The Canon NP Process
The basic technology behind electrophotography was invented by American physicist Chester F. Carlson in 1938. This was subsequently put to practical use by the U.S.-based Haloid Company (now Xerox Corporation) in the development of the world’s first plain-paper copier, introduced in 1959. Since then, electrophotography has gone on to become an important industrial technology employed in a variety of fields.
Canon began its full-fledged efforts in the field in 1962, and three years later, as conflicting technologies competed on a global stage, the company invented its NP approach.
Canon’s NP method differed from that of Xerox in that it did not use selenium as the photosensitive material. Instead, it opted for cadmium sulfide (CdS), a camera developer material already in plentiful supply at the company. A hard insulating coating was applied on top of the CdS to create a unique three-layer drum, achieving much higher levels of durability compared with the extremely delicate selenium-coated drums, which required regular maintenance.
In 1979, Canon broke with convention and did away with the concentration adjustment mechanism, essential for the two-component method that had been employed up to that time and made use of a conductive toner and iron powder. In its place, Canon announced the NP-
200J, which employed a dry mono-component jumping-development approach. This new method vastly improved the sharpness of copied images by accurately applying an insulating toner with a small particle size of several micrometers, or several millionths of a meter, onto the photosensitive drum. A range of advances and improvements enabled a simplified structure, including the implementation of a new optical system incorporating a Selfoc lens, made possible through the development of a new toner containing an extremely small amount of external additive, and the application of alternating current carrier voltage to the carrier during development, an approach that defied conventional thinking. As a result, it was
possible to achieve an extremely compact, low-cost design that enjoyed extraordinary popularity across the world.

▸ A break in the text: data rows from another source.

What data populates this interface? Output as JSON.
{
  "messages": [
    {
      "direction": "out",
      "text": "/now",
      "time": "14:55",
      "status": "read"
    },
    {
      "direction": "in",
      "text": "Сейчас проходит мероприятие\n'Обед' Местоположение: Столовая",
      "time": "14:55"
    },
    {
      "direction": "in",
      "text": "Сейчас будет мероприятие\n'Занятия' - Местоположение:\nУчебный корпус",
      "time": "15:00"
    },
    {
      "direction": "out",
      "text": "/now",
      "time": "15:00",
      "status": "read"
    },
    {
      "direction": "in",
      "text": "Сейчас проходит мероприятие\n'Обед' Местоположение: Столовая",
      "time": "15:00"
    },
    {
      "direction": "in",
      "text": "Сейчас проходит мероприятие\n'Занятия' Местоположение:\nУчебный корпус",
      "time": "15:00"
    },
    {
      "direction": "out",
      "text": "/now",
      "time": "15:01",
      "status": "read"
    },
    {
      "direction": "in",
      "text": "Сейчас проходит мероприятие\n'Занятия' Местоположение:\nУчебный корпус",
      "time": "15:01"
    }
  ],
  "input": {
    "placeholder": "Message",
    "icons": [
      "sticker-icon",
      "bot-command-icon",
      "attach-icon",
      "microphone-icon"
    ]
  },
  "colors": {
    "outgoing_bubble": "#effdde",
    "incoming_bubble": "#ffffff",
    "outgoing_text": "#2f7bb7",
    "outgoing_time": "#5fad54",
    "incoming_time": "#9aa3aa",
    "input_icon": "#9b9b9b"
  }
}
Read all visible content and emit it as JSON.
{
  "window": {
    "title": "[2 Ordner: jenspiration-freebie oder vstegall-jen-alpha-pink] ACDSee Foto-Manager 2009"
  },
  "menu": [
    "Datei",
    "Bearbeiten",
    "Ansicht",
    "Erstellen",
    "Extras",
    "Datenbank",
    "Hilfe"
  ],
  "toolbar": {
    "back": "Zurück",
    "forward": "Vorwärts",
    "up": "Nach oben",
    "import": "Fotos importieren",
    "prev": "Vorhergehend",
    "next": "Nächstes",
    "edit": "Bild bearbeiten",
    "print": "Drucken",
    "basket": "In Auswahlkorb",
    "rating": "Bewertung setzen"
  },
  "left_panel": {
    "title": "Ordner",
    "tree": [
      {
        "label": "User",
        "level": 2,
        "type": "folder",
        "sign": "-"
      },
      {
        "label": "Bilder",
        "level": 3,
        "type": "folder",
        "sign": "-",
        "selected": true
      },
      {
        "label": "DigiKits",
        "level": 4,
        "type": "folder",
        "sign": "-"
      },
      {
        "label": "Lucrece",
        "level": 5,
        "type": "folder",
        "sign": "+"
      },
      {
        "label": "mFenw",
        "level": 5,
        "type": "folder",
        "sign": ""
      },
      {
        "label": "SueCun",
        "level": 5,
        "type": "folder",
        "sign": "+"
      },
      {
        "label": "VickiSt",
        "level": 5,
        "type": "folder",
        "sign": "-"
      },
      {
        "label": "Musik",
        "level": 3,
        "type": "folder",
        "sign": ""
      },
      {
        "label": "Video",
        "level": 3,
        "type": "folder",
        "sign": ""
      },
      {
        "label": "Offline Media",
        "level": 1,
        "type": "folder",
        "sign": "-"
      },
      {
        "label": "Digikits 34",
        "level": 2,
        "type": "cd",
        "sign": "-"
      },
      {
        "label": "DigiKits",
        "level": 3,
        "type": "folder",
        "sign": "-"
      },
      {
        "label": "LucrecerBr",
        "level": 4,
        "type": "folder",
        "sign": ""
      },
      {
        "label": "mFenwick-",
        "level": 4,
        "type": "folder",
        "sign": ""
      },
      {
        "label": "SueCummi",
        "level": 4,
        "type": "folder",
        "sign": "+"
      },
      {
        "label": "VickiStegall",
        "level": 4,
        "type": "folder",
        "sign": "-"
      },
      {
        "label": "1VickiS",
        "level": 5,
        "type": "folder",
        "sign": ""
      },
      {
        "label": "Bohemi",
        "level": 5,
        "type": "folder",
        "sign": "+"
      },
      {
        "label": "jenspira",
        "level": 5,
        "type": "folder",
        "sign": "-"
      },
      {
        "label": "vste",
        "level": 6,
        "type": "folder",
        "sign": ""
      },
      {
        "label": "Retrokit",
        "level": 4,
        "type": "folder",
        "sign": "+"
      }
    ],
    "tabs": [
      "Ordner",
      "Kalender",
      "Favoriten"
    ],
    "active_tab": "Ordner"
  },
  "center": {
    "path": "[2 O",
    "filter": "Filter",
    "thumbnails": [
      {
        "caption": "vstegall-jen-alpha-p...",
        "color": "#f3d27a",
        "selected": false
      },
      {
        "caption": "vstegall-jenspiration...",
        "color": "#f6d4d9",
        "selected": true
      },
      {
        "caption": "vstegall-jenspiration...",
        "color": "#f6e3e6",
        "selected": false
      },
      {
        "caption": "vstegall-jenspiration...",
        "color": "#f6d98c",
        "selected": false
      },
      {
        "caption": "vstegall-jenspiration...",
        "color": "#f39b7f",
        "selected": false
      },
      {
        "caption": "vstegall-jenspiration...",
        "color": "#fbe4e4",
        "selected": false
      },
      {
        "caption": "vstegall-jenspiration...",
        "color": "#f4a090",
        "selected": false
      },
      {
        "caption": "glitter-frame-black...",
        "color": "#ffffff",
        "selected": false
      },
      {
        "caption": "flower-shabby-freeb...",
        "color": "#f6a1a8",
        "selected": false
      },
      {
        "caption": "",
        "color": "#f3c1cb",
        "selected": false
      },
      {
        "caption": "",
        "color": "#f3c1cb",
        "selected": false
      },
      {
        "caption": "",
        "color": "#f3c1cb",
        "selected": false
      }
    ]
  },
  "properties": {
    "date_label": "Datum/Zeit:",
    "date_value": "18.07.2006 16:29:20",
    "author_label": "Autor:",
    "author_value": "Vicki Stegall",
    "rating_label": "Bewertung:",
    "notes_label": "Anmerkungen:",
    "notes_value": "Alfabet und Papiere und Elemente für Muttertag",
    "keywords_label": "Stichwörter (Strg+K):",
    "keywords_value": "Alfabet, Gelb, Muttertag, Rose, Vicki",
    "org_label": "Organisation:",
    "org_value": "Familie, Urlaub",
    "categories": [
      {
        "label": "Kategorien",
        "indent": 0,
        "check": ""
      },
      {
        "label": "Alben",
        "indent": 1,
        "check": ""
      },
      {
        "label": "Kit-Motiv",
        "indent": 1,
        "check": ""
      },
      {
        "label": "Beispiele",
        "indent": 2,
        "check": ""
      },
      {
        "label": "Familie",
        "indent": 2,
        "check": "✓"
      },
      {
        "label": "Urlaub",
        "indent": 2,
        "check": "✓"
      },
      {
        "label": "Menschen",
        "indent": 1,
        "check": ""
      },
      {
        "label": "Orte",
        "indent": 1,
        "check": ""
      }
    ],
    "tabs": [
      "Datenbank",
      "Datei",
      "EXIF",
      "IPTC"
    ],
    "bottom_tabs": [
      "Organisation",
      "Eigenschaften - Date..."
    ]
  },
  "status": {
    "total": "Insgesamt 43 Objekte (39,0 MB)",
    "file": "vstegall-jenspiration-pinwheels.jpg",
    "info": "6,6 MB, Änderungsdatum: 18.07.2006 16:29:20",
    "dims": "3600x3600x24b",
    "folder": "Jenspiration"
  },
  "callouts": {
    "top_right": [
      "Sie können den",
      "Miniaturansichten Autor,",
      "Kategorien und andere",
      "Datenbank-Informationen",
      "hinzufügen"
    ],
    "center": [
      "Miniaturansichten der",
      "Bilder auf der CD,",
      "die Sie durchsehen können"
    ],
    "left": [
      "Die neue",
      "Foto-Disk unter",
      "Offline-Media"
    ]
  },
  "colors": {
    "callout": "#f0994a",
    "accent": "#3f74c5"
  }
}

Behind this success was Canon’s development culture, which wholeheartedly encouraged the tackling of any idea with potential, no matter how challenging it may be.
Comparison of the Dry Mono-Component Jumping Method and the Two-Component Method